**Recorded information:**
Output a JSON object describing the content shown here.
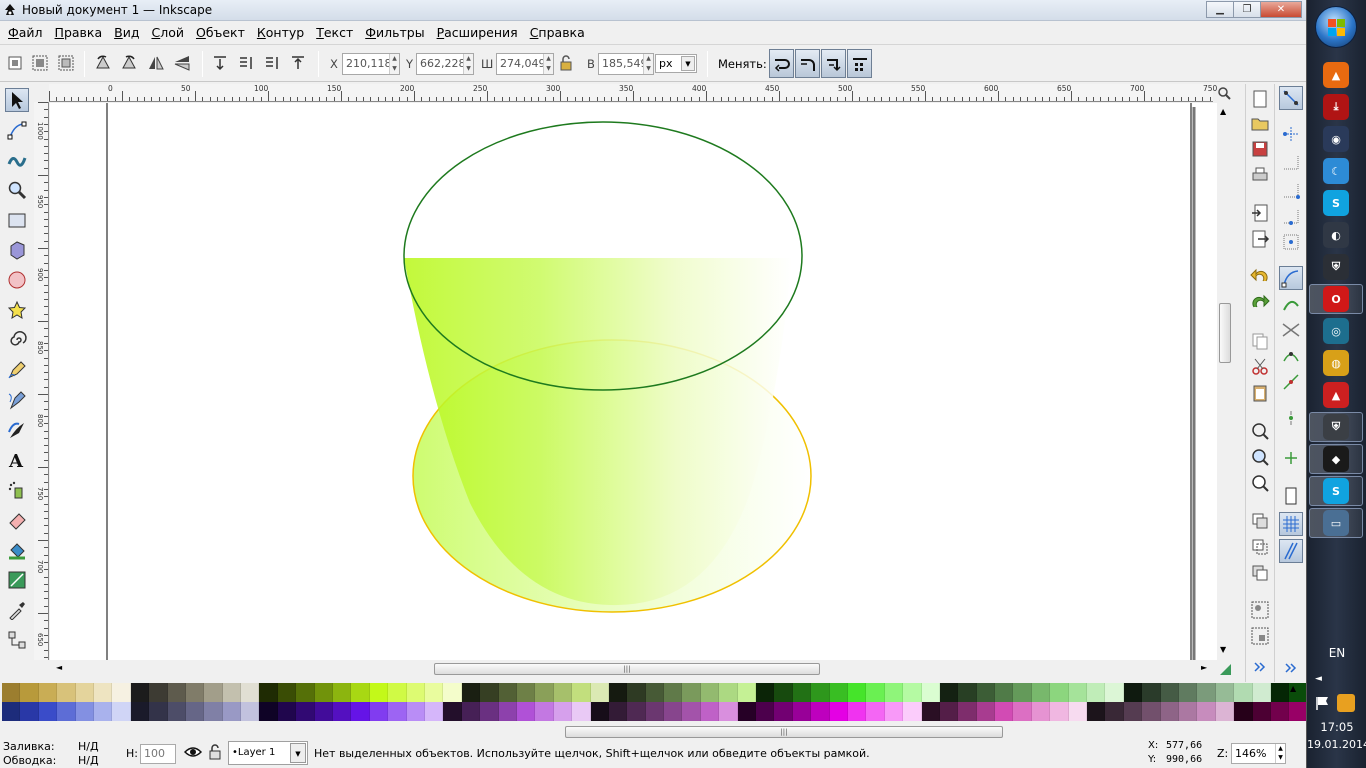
{
  "window": {
    "title": "Новый документ 1 — Inkscape",
    "min": "▁",
    "max": "❐",
    "close": "✕"
  },
  "menu": [
    {
      "label": "Файл",
      "accel": "Ф",
      "rest": "айл"
    },
    {
      "label": "Правка",
      "accel": "П",
      "rest": "равка"
    },
    {
      "label": "Вид",
      "accel": "В",
      "rest": "ид"
    },
    {
      "label": "Слой",
      "accel": "С",
      "rest": "лой"
    },
    {
      "label": "Объект",
      "accel": "О",
      "rest": "бъект"
    },
    {
      "label": "Контур",
      "accel": "К",
      "rest": "онтур"
    },
    {
      "label": "Текст",
      "accel": "Т",
      "rest": "екст"
    },
    {
      "label": "Фильтры",
      "accel": "Ф",
      "rest": "ильтры"
    },
    {
      "label": "Расширения",
      "accel": "Р",
      "rest": "асширения"
    },
    {
      "label": "Справка",
      "accel": "С",
      "rest": "правка"
    }
  ],
  "toolcontrols": {
    "x_label": "X",
    "x_value": "210,118",
    "y_label": "Y",
    "y_value": "662,228",
    "w_label": "Ш",
    "w_value": "274,049",
    "h_label": "В",
    "h_value": "185,549",
    "unit": "px",
    "transform_label": "Менять:"
  },
  "ruler": {
    "h_labels": [
      "0",
      "50",
      "100",
      "150",
      "200",
      "250",
      "300",
      "350",
      "400",
      "450",
      "500",
      "550",
      "600",
      "650",
      "700",
      "750"
    ],
    "v_labels": [
      "1000",
      "950",
      "900",
      "850",
      "800",
      "750",
      "700",
      "650"
    ]
  },
  "palette": {
    "top": [
      "#9c7e2f",
      "#b89a3b",
      "#c9ad55",
      "#d8c27a",
      "#e4d49c",
      "#eee4c1",
      "#f6f1e2",
      "#1c1c1c",
      "#3d3b33",
      "#5e5b4d",
      "#807c69",
      "#a29e8a",
      "#c3c0ae",
      "#e1dfd3",
      "#1f2b03",
      "#3a4d05",
      "#557008",
      "#71930b",
      "#8cb50f",
      "#a8d813",
      "#c3f919",
      "#d0fa45",
      "#ddfb72",
      "#e9fc9e",
      "#f4fdcb",
      "#1a1f12",
      "#363f23",
      "#526035",
      "#6e8047",
      "#8aa059",
      "#a6c06b",
      "#c2df7d",
      "#dbe9b3",
      "#151a10",
      "#2e3a23",
      "#475a36",
      "#607a49",
      "#7a9a5c",
      "#93ba6f",
      "#acd982",
      "#c5f195",
      "#0b2407",
      "#174a0e",
      "#227115",
      "#2e971c",
      "#39be23",
      "#45e42a",
      "#6af052",
      "#8ff57a",
      "#b5faa3",
      "#dafdd1",
      "#142112",
      "#283f24",
      "#3c5d36",
      "#507b48",
      "#649a5a",
      "#78b86c",
      "#8cd67e",
      "#a5e39a",
      "#c0edb8",
      "#dcf6d6",
      "#0f1a0f",
      "#2a3b2a",
      "#455b45",
      "#607b60",
      "#7b9b7b",
      "#96bb96",
      "#b1dbb1",
      "#d0ebd0",
      "#052605",
      "#0a4c0a",
      "#0f720f",
      "#149814",
      "#19be19",
      "#1ee41e",
      "#4cf04c",
      "#7af47a"
    ],
    "bottom": [
      "#1d2c7b",
      "#2938a7",
      "#3a4cc9",
      "#5d6dd6",
      "#8390e2",
      "#a9b2ed",
      "#d0d5f6",
      "#1a1a2a",
      "#333349",
      "#4d4d68",
      "#666687",
      "#8080a6",
      "#9999c5",
      "#c2c2de",
      "#0f0326",
      "#20064d",
      "#310973",
      "#420c9a",
      "#5410c0",
      "#6514e7",
      "#813cf0",
      "#9d64f3",
      "#b98df6",
      "#d5b6fa",
      "#230f2b",
      "#462056",
      "#6a3081",
      "#8d41ac",
      "#b051d7",
      "#c378e2",
      "#d6a0ec",
      "#e9c9f5",
      "#170d19",
      "#331b36",
      "#4f2953",
      "#6b3770",
      "#87458d",
      "#a353aa",
      "#bf61c7",
      "#d98fde",
      "#260026",
      "#4c004c",
      "#720072",
      "#980098",
      "#be00be",
      "#e400e4",
      "#f033f0",
      "#f466f4",
      "#f899f8",
      "#fbccfb",
      "#2a0f24",
      "#541e48",
      "#7e2d6c",
      "#a83c90",
      "#d24bb4",
      "#dc6fc3",
      "#e693d2",
      "#f0b7e1",
      "#f7dbf0",
      "#1c141b",
      "#392836",
      "#553c51",
      "#72506c",
      "#8e6487",
      "#ab78a2",
      "#c78cbd",
      "#dcb4d4",
      "#260019",
      "#4c0033",
      "#72004c",
      "#980066",
      "#be007f",
      "#e40099",
      "#f033b3",
      "#f466c6"
    ]
  },
  "status": {
    "fill_label": "Заливка:",
    "fill_value": "Н/Д",
    "stroke_label": "Обводка:",
    "stroke_value": "Н/Д",
    "opacity_label": "Н:",
    "opacity_value": "100",
    "layer": "•Layer 1",
    "message": "Нет выделенных объектов. Используйте щелчок, Shift+щелчок или обведите объекты рамкой.",
    "cx_label": "X:",
    "cx_value": "577,66",
    "cy_label": "Y:",
    "cy_value": "990,66",
    "zoom_label": "Z:",
    "zoom_value": "146%"
  },
  "taskbar": {
    "lang": "EN",
    "time": "17:05",
    "date": "19.01.2014",
    "apps": [
      {
        "name": "vlc-icon",
        "glyph": "▲",
        "color": "#e86a10"
      },
      {
        "name": "download-icon",
        "glyph": "⤓",
        "color": "#b01414"
      },
      {
        "name": "steam-icon",
        "glyph": "◉",
        "color": "#2a3a5a"
      },
      {
        "name": "crescent-icon",
        "glyph": "☾",
        "color": "#2d8bd6"
      },
      {
        "name": "skype-icon",
        "glyph": "S",
        "color": "#10a3e0"
      },
      {
        "name": "media-icon",
        "glyph": "◐",
        "color": "#303845"
      },
      {
        "name": "shield-icon",
        "glyph": "⛨",
        "color": "#2b2f36"
      },
      {
        "name": "opera-icon",
        "glyph": "O",
        "color": "#d01818"
      },
      {
        "name": "swirl-icon",
        "glyph": "◎",
        "color": "#1d6e8e"
      },
      {
        "name": "chrome-icon",
        "glyph": "◍",
        "color": "#d8a018"
      },
      {
        "name": "warning-icon",
        "glyph": "▲",
        "color": "#cc2020"
      },
      {
        "name": "tanks-icon",
        "glyph": "⛨",
        "color": "#3b3f45"
      },
      {
        "name": "inkscape-icon",
        "glyph": "◆",
        "color": "#1a1a1a"
      },
      {
        "name": "skype2-icon",
        "glyph": "S",
        "color": "#10a3e0"
      },
      {
        "name": "monitor-icon",
        "glyph": "▭",
        "color": "#4a6f94"
      }
    ]
  }
}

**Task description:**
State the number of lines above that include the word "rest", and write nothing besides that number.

**Result below:**
10